Dataset rows describing interfaces
______________________________
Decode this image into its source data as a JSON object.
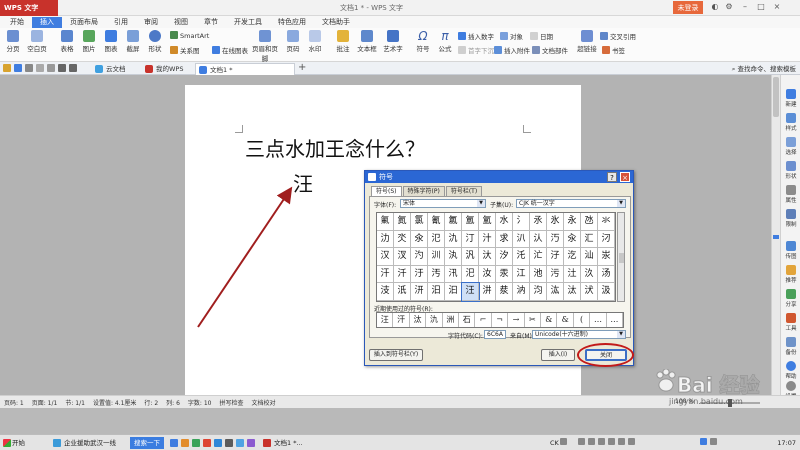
{
  "titlebar": {
    "app_label": "WPS 文字",
    "title": "文档1 * - WPS 文字",
    "login": "未登录"
  },
  "menu": [
    "开始",
    "插入",
    "页面布局",
    "引用",
    "审阅",
    "视图",
    "章节",
    "开发工具",
    "特色应用",
    "文档助手"
  ],
  "menu_active_index": 1,
  "ribbon": {
    "big": [
      "分页",
      "空白页",
      "表格",
      "图片",
      "图表",
      "截屏",
      "形状",
      "页眉和页脚",
      "页码",
      "水印",
      "批注",
      "文本框",
      "艺术字",
      "符号",
      "公式",
      "超链接",
      "书签"
    ],
    "small": {
      "smartart": "SmartArt",
      "relation": "关系图",
      "online_chart": "在线图表",
      "insert_number": "插入数字",
      "object": "对象",
      "date": "日期",
      "first_drop": "首字下沉",
      "attachment": "插入附件",
      "doc_parts": "文档部件",
      "cross_ref": "交叉引用"
    }
  },
  "doc_tabs": {
    "cloud": "云文档",
    "mywps": "我的WPS",
    "doc": "文档1 *",
    "find": "查找命令、搜索模板"
  },
  "document": {
    "line1": "三点水加王念什么？",
    "line2": "汪"
  },
  "right_panel": [
    "新建",
    "样式",
    "选择",
    "形状",
    "属性",
    "限制",
    "传图",
    "推荐",
    "分享",
    "工具",
    "备份",
    "帮助",
    "设置"
  ],
  "dialog": {
    "title": "符号",
    "help": "?",
    "close": "×",
    "tabs": [
      "符号(S)",
      "特殊字符(P)",
      "符号栏(T)"
    ],
    "font_label": "字体(F):",
    "font_value": "宋体",
    "subset_label": "子集(U):",
    "subset_value": "CJK 统一汉字",
    "grid": [
      [
        "氭",
        "氮",
        "氯",
        "氰",
        "氱",
        "氲",
        "氳",
        "水",
        "氵",
        "氶",
        "氷",
        "永",
        "氹",
        "氺"
      ],
      [
        "氻",
        "氼",
        "氽",
        "氾",
        "氿",
        "汀",
        "汁",
        "求",
        "汃",
        "汄",
        "汅",
        "汆",
        "汇",
        "汈"
      ],
      [
        "汉",
        "汊",
        "汋",
        "汌",
        "汍",
        "汎",
        "汏",
        "汐",
        "汑",
        "汒",
        "汓",
        "汔",
        "汕",
        "汖"
      ],
      [
        "汗",
        "汘",
        "汙",
        "汚",
        "汛",
        "汜",
        "汝",
        "汞",
        "江",
        "池",
        "污",
        "汢",
        "汣",
        "汤"
      ],
      [
        "汥",
        "汦",
        "汧",
        "汨",
        "汩",
        "汪",
        "汫",
        "汬",
        "汭",
        "汮",
        "汯",
        "汰",
        "汱",
        "汲"
      ]
    ],
    "selected_cell": "汪",
    "recent_label": "近期使用过的符号(R):",
    "recent": [
      "汪",
      "汗",
      "汰",
      "氿",
      "洲",
      "石",
      "⌐",
      "¬",
      "→",
      "✂",
      "&",
      "&",
      "(",
      "…",
      "…"
    ],
    "code_label": "字符代码(C):",
    "code_value": "6C6A",
    "from_label": "来自(M):",
    "from_value": "Unicode(十六进制)",
    "insert_to_bar": "插入到符号栏(Y)",
    "insert": "插入(I)",
    "close_btn": "关闭"
  },
  "statusbar": {
    "page": "页码: 1",
    "pages": "页面: 1/1",
    "section": "节: 1/1",
    "setting": "设置值: 4.1厘米",
    "row": "行: 2",
    "col": "列: 6",
    "words": "字数: 10",
    "spell": "拼写检查",
    "proof": "文档校对",
    "zoom": "100 %"
  },
  "taskbar": {
    "start": "开始",
    "task1": "企业援助武汉一线",
    "search": "搜索一下",
    "task2": "文档1 *...",
    "tray_lang": "CK",
    "clock": "17:07"
  },
  "watermark": {
    "brand": "Bai 经验",
    "url": "jingyan.baidu.com"
  },
  "colors": {
    "accent": "#3f7de0",
    "wps_red": "#c8322b",
    "login_orange": "#e7683b",
    "annotation_red": "#c21a1a"
  }
}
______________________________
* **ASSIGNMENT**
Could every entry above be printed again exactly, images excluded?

* **RESPONSE TO THIS TASK**
Decode this image into its source data as a JSON object.
{
  "titlebar": {
    "app_label": "WPS 文字",
    "title": "文档1 * - WPS 文字",
    "login": "未登录"
  },
  "menu": [
    "开始",
    "插入",
    "页面布局",
    "引用",
    "审阅",
    "视图",
    "章节",
    "开发工具",
    "特色应用",
    "文档助手"
  ],
  "menu_active_index": 1,
  "ribbon": {
    "big": [
      "分页",
      "空白页",
      "表格",
      "图片",
      "图表",
      "截屏",
      "形状",
      "页眉和页脚",
      "页码",
      "水印",
      "批注",
      "文本框",
      "艺术字",
      "符号",
      "公式",
      "超链接",
      "书签"
    ],
    "small": {
      "smartart": "SmartArt",
      "relation": "关系图",
      "online_chart": "在线图表",
      "insert_number": "插入数字",
      "object": "对象",
      "date": "日期",
      "first_drop": "首字下沉",
      "attachment": "插入附件",
      "doc_parts": "文档部件",
      "cross_ref": "交叉引用"
    }
  },
  "doc_tabs": {
    "cloud": "云文档",
    "mywps": "我的WPS",
    "doc": "文档1 *",
    "find": "查找命令、搜索模板"
  },
  "document": {
    "line1": "三点水加王念什么？",
    "line2": "汪"
  },
  "right_panel": [
    "新建",
    "样式",
    "选择",
    "形状",
    "属性",
    "限制",
    "传图",
    "推荐",
    "分享",
    "工具",
    "备份",
    "帮助",
    "设置"
  ],
  "dialog": {
    "title": "符号",
    "help": "?",
    "close": "×",
    "tabs": [
      "符号(S)",
      "特殊字符(P)",
      "符号栏(T)"
    ],
    "font_label": "字体(F):",
    "font_value": "宋体",
    "subset_label": "子集(U):",
    "subset_value": "CJK 统一汉字",
    "grid": [
      [
        "氭",
        "氮",
        "氯",
        "氰",
        "氱",
        "氲",
        "氳",
        "水",
        "氵",
        "氶",
        "氷",
        "永",
        "氹",
        "氺"
      ],
      [
        "氻",
        "氼",
        "氽",
        "氾",
        "氿",
        "汀",
        "汁",
        "求",
        "汃",
        "汄",
        "汅",
        "汆",
        "汇",
        "汈"
      ],
      [
        "汉",
        "汊",
        "汋",
        "汌",
        "汍",
        "汎",
        "汏",
        "汐",
        "汑",
        "汒",
        "汓",
        "汔",
        "汕",
        "汖"
      ],
      [
        "汗",
        "汘",
        "汙",
        "汚",
        "汛",
        "汜",
        "汝",
        "汞",
        "江",
        "池",
        "污",
        "汢",
        "汣",
        "汤"
      ],
      [
        "汥",
        "汦",
        "汧",
        "汨",
        "汩",
        "汪",
        "汫",
        "汬",
        "汭",
        "汮",
        "汯",
        "汰",
        "汱",
        "汲"
      ]
    ],
    "selected_cell": "汪",
    "recent_label": "近期使用过的符号(R):",
    "recent": [
      "汪",
      "汗",
      "汰",
      "氿",
      "洲",
      "石",
      "⌐",
      "¬",
      "→",
      "✂",
      "&",
      "&",
      "(",
      "…",
      "…"
    ],
    "code_label": "字符代码(C):",
    "code_value": "6C6A",
    "from_label": "来自(M):",
    "from_value": "Unicode(十六进制)",
    "insert_to_bar": "插入到符号栏(Y)",
    "insert": "插入(I)",
    "close_btn": "关闭"
  },
  "statusbar": {
    "page": "页码: 1",
    "pages": "页面: 1/1",
    "section": "节: 1/1",
    "setting": "设置值: 4.1厘米",
    "row": "行: 2",
    "col": "列: 6",
    "words": "字数: 10",
    "spell": "拼写检查",
    "proof": "文档校对",
    "zoom": "100 %"
  },
  "taskbar": {
    "start": "开始",
    "task1": "企业援助武汉一线",
    "search": "搜索一下",
    "task2": "文档1 *...",
    "tray_lang": "CK",
    "clock": "17:07"
  },
  "watermark": {
    "brand": "Bai 经验",
    "url": "jingyan.baidu.com"
  },
  "colors": {
    "accent": "#3f7de0",
    "wps_red": "#c8322b",
    "login_orange": "#e7683b",
    "annotation_red": "#c21a1a"
  }
}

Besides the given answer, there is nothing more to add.